- West Coast “Cholo” Style Graffiti by Chaz Bojórquez was a history and expose of Mexican American Los Angeles graffiti art and lettering from one of its originators, some of which is astonishingly complex and beautiful.
- We saw the Typography of Disneyland presented by Sean Adams, which showed how Disney doesn’t use a corporate typeface for the park (there’s none of the expected pink VAG Rounded with glossy highlights) but instead the type changes to fit in with the journey around the park; even signs to the exit and the loo fit in with their surroundings. And the choice of typeface is not one of historical accuracy but more cleverly designed to match our perceptions and preconceptions of the history (and future).
- Sam Anvari spoke about P-English – transliterated Farsi by which chat and email users use Roman English characters to convey messages in Persian language. The problems encountered were fascinating, not least of all that transliterations of even city names differ wildly in spelling (even on local official signs). Although major operating systems do support Persian, many users prefer to type in P-English and not to deal with the hassles of setting up their computers and labelling their keyboards.
A particularly memorable presentation was Arabic Calligraphy and Dance by Nadine Chahine in which she discussed and demonstrated the links between Arabic calligraphy and belly dancing. Sadly no live belly dancing by Nadine, but we were treated to video clips supporting her hypothesis.
Finally, much of the talk was about web fonts. At least much of what I talked about was. The programme included a series of 10 minutes talks introducing the W3C process, WOFF and Typekit’s Tim Brown on font metrics and the web, which had everyone scratching their heads, especially the type designers.
This was followed a monster 14-person panel discussion on web fonts. Other than the general positivity there was not much new here for web designers. A more detailed canvas of opinion can be found in Michael Dooley’s write-up The Future of Web Fonts Is Sooner Than It Used To Be
On the Saturday evening we were treated to a preview of Making Faces a film by Richard Kegler about the late Jim Rimmer and his unique approach to type design and manufacture.
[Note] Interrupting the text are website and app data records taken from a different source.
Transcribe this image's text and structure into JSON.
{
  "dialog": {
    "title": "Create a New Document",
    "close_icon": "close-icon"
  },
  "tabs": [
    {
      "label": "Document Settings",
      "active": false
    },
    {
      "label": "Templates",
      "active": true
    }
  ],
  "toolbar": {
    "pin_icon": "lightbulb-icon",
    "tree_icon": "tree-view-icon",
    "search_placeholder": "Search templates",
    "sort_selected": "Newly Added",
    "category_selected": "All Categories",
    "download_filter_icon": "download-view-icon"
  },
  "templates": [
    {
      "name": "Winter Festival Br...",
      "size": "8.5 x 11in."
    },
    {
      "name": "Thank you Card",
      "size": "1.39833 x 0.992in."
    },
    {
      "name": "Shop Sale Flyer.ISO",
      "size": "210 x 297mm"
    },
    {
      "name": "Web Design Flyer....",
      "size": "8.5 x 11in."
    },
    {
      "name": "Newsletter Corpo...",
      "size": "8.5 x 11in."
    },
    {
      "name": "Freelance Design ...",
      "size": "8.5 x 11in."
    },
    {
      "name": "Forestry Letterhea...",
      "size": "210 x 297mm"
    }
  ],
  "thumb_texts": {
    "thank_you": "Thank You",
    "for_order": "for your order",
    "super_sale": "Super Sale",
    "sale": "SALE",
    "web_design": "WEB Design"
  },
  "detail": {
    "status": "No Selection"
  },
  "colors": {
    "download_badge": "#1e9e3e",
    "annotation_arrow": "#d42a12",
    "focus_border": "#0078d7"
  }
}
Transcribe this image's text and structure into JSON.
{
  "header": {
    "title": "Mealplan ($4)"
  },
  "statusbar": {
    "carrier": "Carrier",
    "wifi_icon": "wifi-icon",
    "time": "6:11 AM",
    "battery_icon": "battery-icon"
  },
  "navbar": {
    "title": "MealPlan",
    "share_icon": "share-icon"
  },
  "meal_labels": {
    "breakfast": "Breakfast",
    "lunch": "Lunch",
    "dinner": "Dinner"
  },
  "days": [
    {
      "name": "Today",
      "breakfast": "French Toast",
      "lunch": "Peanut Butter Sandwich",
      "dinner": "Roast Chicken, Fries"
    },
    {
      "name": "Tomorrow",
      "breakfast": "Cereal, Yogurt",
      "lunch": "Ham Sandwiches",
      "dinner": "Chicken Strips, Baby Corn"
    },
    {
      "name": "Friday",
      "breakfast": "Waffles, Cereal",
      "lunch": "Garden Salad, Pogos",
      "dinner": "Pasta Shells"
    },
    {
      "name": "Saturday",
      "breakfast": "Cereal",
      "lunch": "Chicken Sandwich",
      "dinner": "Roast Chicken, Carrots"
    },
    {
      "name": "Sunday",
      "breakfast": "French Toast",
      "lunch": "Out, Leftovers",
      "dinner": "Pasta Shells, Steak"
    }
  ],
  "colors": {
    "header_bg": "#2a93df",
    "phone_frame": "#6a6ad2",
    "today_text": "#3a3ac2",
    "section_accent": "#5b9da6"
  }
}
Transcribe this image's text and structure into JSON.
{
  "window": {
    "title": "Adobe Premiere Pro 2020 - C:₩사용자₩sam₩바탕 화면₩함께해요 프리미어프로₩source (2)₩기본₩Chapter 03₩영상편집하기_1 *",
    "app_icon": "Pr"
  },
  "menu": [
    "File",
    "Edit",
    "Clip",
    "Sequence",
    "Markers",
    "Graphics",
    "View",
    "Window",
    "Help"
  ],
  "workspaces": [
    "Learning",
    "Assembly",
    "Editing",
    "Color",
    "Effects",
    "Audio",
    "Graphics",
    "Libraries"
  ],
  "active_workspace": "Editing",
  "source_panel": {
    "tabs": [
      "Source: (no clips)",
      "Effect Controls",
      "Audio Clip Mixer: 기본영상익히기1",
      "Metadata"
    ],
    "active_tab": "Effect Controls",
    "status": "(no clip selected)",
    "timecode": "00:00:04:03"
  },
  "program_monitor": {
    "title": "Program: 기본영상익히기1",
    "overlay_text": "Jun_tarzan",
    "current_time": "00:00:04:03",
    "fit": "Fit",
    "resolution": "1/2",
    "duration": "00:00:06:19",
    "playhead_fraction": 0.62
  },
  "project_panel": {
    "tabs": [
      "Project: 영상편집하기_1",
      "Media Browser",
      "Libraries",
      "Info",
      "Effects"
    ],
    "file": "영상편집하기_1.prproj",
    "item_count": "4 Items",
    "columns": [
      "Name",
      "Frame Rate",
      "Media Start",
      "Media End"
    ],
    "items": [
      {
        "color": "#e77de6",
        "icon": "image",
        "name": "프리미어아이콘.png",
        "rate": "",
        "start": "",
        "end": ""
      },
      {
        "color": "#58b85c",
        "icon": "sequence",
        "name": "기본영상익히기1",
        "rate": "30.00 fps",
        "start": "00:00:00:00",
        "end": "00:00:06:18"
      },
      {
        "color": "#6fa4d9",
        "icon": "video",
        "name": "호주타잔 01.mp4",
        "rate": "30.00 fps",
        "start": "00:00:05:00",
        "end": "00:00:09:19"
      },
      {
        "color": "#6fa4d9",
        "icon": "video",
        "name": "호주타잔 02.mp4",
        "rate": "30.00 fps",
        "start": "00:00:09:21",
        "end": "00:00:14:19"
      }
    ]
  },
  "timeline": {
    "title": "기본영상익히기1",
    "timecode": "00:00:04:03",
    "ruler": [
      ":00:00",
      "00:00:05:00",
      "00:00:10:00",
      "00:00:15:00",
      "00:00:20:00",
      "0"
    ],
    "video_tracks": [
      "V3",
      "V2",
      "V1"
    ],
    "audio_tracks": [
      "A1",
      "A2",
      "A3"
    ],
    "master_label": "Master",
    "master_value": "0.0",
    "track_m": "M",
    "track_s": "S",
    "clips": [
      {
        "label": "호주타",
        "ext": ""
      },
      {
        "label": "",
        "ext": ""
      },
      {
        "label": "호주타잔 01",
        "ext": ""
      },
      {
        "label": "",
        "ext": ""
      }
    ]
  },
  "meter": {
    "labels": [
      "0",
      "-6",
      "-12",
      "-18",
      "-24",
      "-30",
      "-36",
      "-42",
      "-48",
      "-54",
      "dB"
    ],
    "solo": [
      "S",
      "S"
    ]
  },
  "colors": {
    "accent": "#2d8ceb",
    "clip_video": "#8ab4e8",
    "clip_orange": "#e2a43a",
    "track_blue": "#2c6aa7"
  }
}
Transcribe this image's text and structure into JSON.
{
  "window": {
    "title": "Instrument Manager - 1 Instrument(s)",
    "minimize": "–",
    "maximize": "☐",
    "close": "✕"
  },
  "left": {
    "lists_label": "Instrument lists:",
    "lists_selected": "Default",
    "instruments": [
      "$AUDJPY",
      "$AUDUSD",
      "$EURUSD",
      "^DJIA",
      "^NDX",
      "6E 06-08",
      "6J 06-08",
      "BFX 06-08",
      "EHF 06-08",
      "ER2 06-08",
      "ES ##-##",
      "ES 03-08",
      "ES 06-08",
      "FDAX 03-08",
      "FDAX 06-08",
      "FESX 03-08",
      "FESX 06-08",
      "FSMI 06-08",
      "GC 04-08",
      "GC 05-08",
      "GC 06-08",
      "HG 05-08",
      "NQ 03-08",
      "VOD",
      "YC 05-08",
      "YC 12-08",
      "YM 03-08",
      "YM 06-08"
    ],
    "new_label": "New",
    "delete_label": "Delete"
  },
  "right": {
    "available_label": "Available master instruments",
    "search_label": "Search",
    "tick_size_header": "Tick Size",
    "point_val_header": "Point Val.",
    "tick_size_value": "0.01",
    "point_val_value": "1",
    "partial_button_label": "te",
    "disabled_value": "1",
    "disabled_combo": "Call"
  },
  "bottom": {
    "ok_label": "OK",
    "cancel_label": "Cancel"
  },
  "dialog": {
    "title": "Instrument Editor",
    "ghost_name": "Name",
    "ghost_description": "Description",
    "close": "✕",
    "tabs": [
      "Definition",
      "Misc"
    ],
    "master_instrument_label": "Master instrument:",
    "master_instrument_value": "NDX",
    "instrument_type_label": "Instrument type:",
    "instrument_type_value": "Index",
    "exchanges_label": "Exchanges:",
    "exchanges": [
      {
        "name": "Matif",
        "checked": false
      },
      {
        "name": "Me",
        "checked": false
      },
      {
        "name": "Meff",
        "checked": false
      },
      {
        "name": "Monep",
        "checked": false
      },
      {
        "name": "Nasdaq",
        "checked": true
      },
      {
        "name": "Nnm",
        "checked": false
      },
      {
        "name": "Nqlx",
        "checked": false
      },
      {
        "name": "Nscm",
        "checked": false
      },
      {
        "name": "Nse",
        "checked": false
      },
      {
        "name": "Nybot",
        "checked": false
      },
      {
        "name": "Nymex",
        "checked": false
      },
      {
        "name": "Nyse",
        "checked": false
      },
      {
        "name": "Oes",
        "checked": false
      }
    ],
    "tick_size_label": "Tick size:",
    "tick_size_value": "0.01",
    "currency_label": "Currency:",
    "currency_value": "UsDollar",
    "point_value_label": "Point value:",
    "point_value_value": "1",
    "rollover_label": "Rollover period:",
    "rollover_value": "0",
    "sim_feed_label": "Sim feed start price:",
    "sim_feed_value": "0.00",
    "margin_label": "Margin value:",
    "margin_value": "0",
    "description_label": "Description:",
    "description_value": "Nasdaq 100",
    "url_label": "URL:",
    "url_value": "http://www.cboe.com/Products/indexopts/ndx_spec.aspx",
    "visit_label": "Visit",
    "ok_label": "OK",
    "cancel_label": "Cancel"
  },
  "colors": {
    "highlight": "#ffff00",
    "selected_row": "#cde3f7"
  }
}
I’m privileged to be credited as an executive producer.
The following morning I got to have breakfast with Matthew Carter, a charming man who feels he is hated by web designers for Georgia and Verdana. I tried to persuade him otherwise – many people I know rate Georgia among their favourite typefaces, including me.
The final evening was a party in a printing museum: now that’s rock n’ roll! Actually with the best food (Mexican) of the week and a fine selection of artisan beers it wasn’t far off. The venue was the amazing International Printing Museum, which gave us the chance to see Linotype machines in action, mould our own slugs of type, peruse a fantastic little type library, have a go at letterpress and play with a replica of Gutenberg’s press. All in all pretty bloody awesome.
So that was TypeCon2010 Los Angeles. Next up is ATypI in Dublin, where this time I will be speaking on Why web typography doesn’t have to suck. Maybe see you there?